Minneapolis City Council approves 2 new MPD positions, measure on disruptions and harassment

[anvplayer video=”5166687″ station=”998122″]

Minneapolis city leaders took up two key issues regarding the police department and council on Thursday.

During its Thursday meeting, the Minneapolis City Council voted to pass measures to add two new positions to the city’s police department and to try to limit disruptions at public meetings, as well as increase safety for council members.

Minneapolis Police Chief Brian O’Hara had previously said he felt adding an assistant police chief and a chief of staff would benefit the department under a consent decree, which is expected when the Department of Justice finishes its investigation into MPD.

RELATED: MPD chief gathering support as he works to position department for consent decree

The Minneapolis Police Department already has one assistant police chief, but O’Hara said he believes having two would allow one to focus on overseeing operations and investigations while another focuses on community relations. Additionally, he said a civilian chief of staff would take those responsibilities off the deputy chief’s plate.

Those positions were approved by the council on a vote of 12-1. The assistant police chief’s salary is expected to range from $159,921 to $189,576 while the chief of staff’s salary is set to be between $139,977 and $165,933.

RELATED: Citing increasing disruptions, harassment, Minneapolis councilmembers turn to lawmakers

The vote on the other measure — which passed 7-5-1 — comes after protestors have disrupted council meetings on several occasions over the past weeks and months, and some council members say they’ve also been targeted at home or while in public recently.

It asks state lawmakers to look at legislation more tightly regulating how people must conduct themselves at public meetings and to increase penalties against anyone who assaults or threatens a public official.

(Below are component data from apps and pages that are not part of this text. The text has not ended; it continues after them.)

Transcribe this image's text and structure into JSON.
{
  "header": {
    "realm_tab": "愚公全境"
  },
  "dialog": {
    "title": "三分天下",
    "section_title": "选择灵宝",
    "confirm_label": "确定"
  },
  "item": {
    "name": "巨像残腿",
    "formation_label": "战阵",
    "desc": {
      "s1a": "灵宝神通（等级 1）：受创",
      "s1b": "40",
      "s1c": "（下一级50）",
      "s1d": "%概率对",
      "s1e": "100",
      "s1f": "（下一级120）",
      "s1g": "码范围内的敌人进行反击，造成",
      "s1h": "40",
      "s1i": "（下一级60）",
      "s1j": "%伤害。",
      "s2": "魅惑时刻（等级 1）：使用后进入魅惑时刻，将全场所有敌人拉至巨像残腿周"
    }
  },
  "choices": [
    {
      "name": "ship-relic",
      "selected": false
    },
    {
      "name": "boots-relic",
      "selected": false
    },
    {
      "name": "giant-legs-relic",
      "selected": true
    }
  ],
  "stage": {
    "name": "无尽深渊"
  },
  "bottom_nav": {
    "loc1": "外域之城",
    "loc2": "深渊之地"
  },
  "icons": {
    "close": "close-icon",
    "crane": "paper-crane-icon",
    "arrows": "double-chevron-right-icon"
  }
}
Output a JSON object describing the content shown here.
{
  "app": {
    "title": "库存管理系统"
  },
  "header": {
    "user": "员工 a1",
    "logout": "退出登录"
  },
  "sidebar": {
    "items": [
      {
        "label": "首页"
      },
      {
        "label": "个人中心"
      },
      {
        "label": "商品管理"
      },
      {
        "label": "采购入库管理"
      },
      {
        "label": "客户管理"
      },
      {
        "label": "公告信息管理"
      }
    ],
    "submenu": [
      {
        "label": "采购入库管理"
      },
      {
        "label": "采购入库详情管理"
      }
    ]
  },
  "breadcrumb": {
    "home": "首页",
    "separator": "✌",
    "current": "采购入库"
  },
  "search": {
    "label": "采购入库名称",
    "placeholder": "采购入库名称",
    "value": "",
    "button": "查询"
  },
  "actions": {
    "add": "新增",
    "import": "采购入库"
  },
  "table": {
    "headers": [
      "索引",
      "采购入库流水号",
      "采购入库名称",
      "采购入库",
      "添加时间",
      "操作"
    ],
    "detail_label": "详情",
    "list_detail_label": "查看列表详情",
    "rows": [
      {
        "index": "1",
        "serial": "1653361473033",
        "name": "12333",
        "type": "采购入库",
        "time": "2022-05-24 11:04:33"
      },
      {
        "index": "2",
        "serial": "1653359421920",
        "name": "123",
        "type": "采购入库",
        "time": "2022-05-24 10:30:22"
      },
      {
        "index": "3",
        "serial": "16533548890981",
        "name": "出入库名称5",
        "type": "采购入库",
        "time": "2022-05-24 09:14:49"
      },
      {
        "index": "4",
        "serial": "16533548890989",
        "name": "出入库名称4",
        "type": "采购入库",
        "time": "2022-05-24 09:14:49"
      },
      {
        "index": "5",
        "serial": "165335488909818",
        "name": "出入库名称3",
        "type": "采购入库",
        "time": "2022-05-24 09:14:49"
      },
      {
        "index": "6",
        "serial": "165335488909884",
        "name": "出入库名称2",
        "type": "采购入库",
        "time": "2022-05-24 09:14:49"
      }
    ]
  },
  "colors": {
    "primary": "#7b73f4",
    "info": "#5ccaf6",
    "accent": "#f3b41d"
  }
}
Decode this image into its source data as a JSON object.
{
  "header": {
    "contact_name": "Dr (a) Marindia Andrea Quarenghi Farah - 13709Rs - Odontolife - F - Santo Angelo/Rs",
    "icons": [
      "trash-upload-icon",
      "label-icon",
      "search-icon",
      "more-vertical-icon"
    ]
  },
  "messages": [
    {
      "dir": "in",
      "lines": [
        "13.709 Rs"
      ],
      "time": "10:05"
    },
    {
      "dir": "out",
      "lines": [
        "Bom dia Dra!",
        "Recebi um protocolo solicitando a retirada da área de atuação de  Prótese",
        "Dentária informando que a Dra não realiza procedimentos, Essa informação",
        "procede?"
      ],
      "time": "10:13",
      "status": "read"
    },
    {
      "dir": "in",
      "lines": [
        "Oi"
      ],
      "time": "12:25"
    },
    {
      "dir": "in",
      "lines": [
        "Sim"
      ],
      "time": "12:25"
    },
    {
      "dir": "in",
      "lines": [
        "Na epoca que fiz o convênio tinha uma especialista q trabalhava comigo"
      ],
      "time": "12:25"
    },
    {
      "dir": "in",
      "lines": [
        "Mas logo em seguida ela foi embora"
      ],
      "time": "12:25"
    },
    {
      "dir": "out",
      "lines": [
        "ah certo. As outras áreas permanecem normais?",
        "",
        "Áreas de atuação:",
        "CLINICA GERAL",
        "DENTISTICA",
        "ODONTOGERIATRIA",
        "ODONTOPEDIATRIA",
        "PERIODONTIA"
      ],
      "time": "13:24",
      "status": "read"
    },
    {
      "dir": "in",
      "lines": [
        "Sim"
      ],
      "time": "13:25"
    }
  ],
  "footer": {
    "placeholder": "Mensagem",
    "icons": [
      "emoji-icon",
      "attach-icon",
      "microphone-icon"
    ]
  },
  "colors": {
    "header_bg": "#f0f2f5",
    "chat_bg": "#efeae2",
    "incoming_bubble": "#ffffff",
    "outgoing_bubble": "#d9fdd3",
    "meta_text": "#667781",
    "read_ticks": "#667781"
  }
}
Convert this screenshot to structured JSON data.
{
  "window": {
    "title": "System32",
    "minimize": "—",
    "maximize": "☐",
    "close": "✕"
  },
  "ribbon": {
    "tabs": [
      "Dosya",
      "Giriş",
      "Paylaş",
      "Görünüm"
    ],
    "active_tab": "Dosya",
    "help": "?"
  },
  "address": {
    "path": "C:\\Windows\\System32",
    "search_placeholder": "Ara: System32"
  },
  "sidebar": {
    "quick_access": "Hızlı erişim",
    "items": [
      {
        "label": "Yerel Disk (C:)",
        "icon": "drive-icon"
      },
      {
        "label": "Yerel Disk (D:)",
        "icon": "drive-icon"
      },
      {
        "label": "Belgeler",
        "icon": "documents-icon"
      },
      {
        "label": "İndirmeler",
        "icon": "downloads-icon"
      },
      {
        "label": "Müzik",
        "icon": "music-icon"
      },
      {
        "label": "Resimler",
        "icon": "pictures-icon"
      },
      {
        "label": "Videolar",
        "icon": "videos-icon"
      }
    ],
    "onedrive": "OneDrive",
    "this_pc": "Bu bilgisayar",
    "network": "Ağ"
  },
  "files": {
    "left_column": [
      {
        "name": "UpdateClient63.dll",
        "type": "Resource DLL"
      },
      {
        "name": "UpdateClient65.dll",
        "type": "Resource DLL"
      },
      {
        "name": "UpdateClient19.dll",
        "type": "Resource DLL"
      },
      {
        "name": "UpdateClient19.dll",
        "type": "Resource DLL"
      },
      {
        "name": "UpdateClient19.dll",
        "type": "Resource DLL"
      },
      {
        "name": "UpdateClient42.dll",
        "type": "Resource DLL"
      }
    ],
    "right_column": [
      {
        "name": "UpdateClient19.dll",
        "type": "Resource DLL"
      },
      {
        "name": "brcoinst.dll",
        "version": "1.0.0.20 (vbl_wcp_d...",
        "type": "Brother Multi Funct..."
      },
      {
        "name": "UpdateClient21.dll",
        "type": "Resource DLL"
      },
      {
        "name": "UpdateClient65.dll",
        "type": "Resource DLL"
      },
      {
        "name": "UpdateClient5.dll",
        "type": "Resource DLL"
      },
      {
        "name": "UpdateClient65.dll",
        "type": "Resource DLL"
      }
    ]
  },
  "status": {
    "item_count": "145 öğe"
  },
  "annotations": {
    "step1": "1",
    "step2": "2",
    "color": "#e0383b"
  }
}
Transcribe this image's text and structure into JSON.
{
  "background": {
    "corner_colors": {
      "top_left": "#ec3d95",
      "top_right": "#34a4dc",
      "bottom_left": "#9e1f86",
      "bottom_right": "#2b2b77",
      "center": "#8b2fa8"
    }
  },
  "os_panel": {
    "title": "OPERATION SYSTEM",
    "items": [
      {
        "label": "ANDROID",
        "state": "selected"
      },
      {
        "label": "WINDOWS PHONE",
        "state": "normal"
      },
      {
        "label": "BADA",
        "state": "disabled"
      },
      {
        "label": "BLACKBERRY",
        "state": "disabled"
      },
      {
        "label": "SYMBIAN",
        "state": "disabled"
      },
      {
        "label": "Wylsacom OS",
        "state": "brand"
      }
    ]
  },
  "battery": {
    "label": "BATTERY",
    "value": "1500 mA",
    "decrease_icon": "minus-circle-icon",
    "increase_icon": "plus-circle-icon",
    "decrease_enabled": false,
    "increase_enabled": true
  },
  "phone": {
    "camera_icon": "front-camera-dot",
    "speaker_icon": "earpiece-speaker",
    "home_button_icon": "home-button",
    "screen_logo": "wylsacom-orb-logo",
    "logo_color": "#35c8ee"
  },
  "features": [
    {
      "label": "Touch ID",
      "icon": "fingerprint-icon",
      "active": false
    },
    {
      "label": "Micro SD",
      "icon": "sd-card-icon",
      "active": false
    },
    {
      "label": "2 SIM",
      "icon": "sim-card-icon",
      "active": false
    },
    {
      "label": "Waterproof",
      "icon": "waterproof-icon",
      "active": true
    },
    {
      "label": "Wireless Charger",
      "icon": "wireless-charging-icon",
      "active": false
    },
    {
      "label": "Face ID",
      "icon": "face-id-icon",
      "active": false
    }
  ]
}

There are a couple of similar existing bills already in discussion at the State Capitol — one would allow people running for office to opt out of divulging their address for fear of harassment.